Ferril, who was interviewedd for the article about three weeks prior ot Super Bowl Sunday, says Buckingham was expected to rent approximately 30 other apartment homes of various sizes at its other downtown outlyin area communities for the Super Bowl, most likely through Fan Experience. 

"We probably won't know exact details about those rentals until just a few days before the game," Ferril says. "It will come down to supply and demand." Not knowing the residents, she says, is one aspect that is challenging from a management company's perspective. "We're told by Fan Experience that it will fill these unity with 'behind‐the‐scenes' people," Ferril says. "We're not sure what that means. We could get the workers who help to set up the stage, or we could get the actual performers. Having residents with so‐called celebrity status coudl come with the kind of additional social activities that some in this clientese are known for." 

To furnish the homes at The Avenue, Buckingham held a contest called the Super Bowl Shuffle among its staff members from its surrounding communities, Jackiw says. "Members are timed, hustling through the apartment homes to see who can stock them the fastest." Jackie says.Ferril, who admits she is not a football fan, says her entire staff is excited about the opportunity. 

"Because of what we've done through Fan Experience, many of our staff will be able to participate in festivities that surround the game," she says.

APARTMENT PARKING LOT TAILGATING 

And what's a big football game without tailgating? Sure enough, another Buckingham property‐Harness Factory located on Georgia Street just a few blocks from the Super Bowl site's Lucas Oil Stadium‐will lease its community parking lot to NFL sponsor Anheuser‐Busch for game‐day celebration. This setup at Super Bowl Village represents another profit opportunity for Buckingham. 

Jackie says these pre‐game social events will inconvenience residents to some degree, but many are excited to at least remotely be involved in the celebration. 

In preparation, Jackie says Harness Factory's onsite staff gave community residents sufficient notice and appropriate alternative parking options for the Super Bowl weekend. Jackie says one other challenge was an extensive visit to the community by the U. Department of Homeland Security as part of its preparation for having celebrity residents who were expected to attend functions at The Avenue during Super Bowl weekend.

Although the NFL's Super Bowl location announcement is widely publicized, Jackie says management firms in any market who stay tuned‐in to what is going on in their communities can pinpoint and take advantage of other such short‐term leasing opportunities. 

Her company has hosted one‐weekend to one‐month stays for events such as a national equestrian show as well as he more predictable weekend room‐stays during Notre Dame University's six or seven home football games each year in South Bend, Ind. 

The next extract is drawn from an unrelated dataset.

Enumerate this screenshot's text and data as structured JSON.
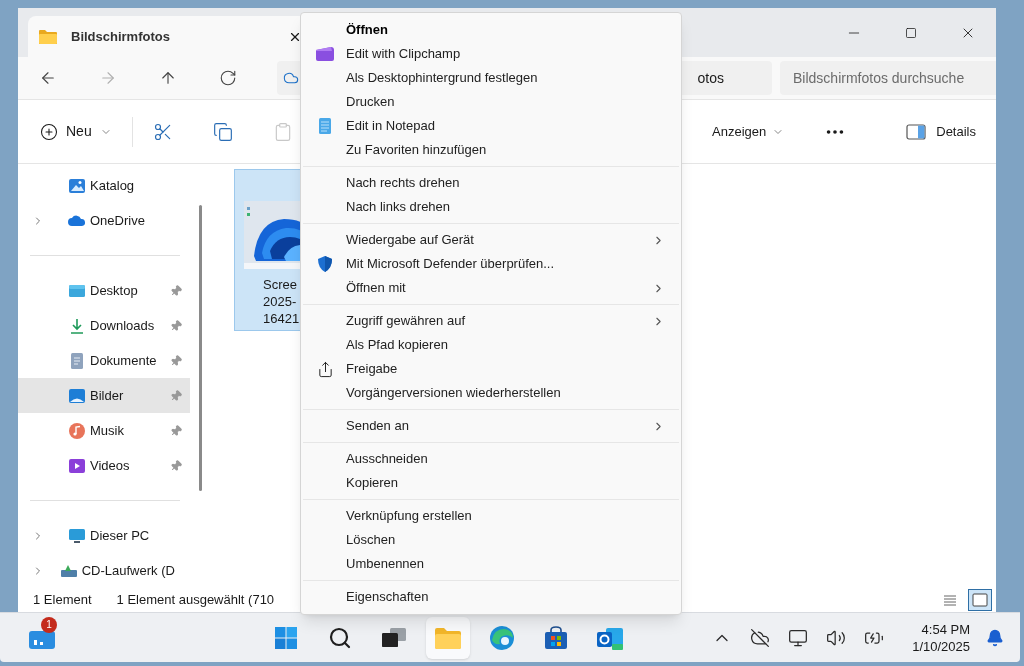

"In a case like Notre Dame, you know the games will be played every year," Jackie says. "The alumni come back they need a place to live, there's not an abundance of housing in a town like South Bend, so these regulars count on us." 

Also worth consideration are events such as the Final Four weekend in NCAA men's and women's basketball, NCAA conference football title games, major professional golf tournaments and the need for housing during the month‐long lead‐up to events such as the Indianapolis 500, which must provide living arrangements for participants, crews and spectators.